|Cooperative Classification||A61B2090/064, A61B10/02, A61M2205/6081, A61B17/3201, A61B2017/292, A61B10/06, A61B2017/2926, Y10T403/32221, Y10T74/18944, A61B2018/1412, A61B2017/2931, A61B2017/00398, A61B2018/1455, A61B2017/0046, A61B2018/1861, A61B2018/1415, A61B17/30, Y10T403/32181, A61B2017/0088, A61B17/29, A61B2018/00148, H01L21/6715, A61B2018/00107, A61B2018/1432, H01L21/67126, A61B2018/146, A61B2017/2939, A61B2018/00083, A61B17/320016, A61B2018/00077, A61B2017/2945, Y10T74/20402, A61B2010/0225, A61B18/1445, A61B2018/1253, A61B2017/0023, A61M2025/0098|
|European Classification||H01L21/67S2M, A61B10/06, A61B17/29, A61B18/14F2, A61B17/32E|

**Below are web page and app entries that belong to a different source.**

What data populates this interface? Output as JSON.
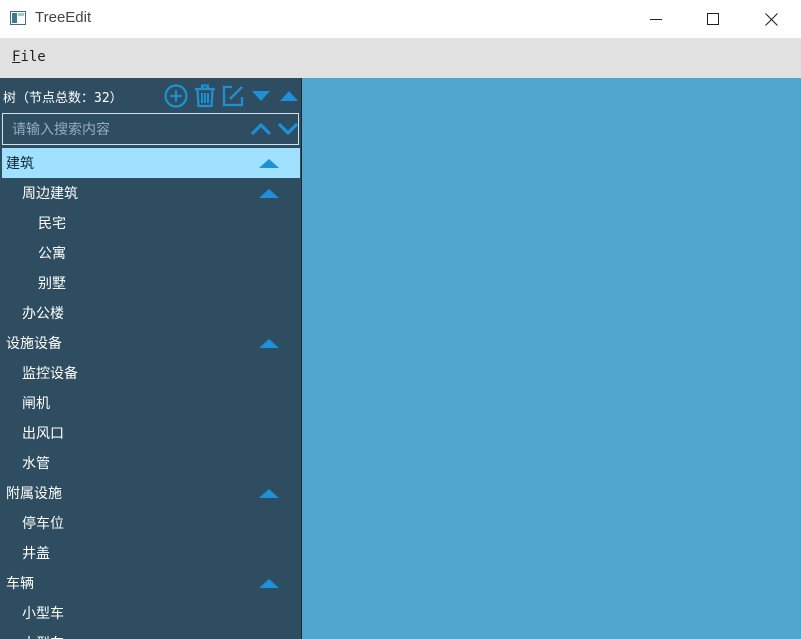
{
  "window": {
    "title": "TreeEdit"
  },
  "menu": {
    "file_u": "F",
    "file_rest": "ile"
  },
  "panel": {
    "title": "树（节点总数：32）",
    "search_placeholder": "请输入搜索内容"
  },
  "tree": [
    {
      "label": "建筑",
      "level": 0,
      "expanded": true,
      "selected": true
    },
    {
      "label": "周边建筑",
      "level": 1,
      "expanded": true
    },
    {
      "label": "民宅",
      "level": 2
    },
    {
      "label": "公寓",
      "level": 2
    },
    {
      "label": "别墅",
      "level": 2
    },
    {
      "label": "办公楼",
      "level": 1
    },
    {
      "label": "设施设备",
      "level": 0,
      "expanded": true
    },
    {
      "label": "监控设备",
      "level": 1
    },
    {
      "label": "闸机",
      "level": 1
    },
    {
      "label": "出风口",
      "level": 1
    },
    {
      "label": "水管",
      "level": 1
    },
    {
      "label": "附属设施",
      "level": 0,
      "expanded": true
    },
    {
      "label": "停车位",
      "level": 1
    },
    {
      "label": "井盖",
      "level": 1
    },
    {
      "label": "车辆",
      "level": 0,
      "expanded": true
    },
    {
      "label": "小型车",
      "level": 1
    },
    {
      "label": "大型车",
      "level": 1
    }
  ],
  "colors": {
    "accent": "#1e90d8",
    "panel_bg": "#2e4d60",
    "main_bg": "#50a6cc",
    "selected_bg": "#9fe1ff"
  }
}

|Jan 26, 2006||AS||Assignment|
Owner name: BOSTON SCIENTIFIC MIAMI CORPORATION, FLORIDA
Free format text: CHANGE OF NAME;ASSIGNOR:SYMBIOSIS CORPORATION;REEL/FRAME:017534/0987
Effective date: 20040511
|Mar 27, 2007||CC||Certificate of correction|
|Jun 21, 2007||FPAY||Fee payment|
Year of fee payment: 8
|Sep 26, 2011||REMI||Maintenance fee reminder mailed|
|Feb 12, 2012||LAPS||Lapse for failure to pay maintenance fees|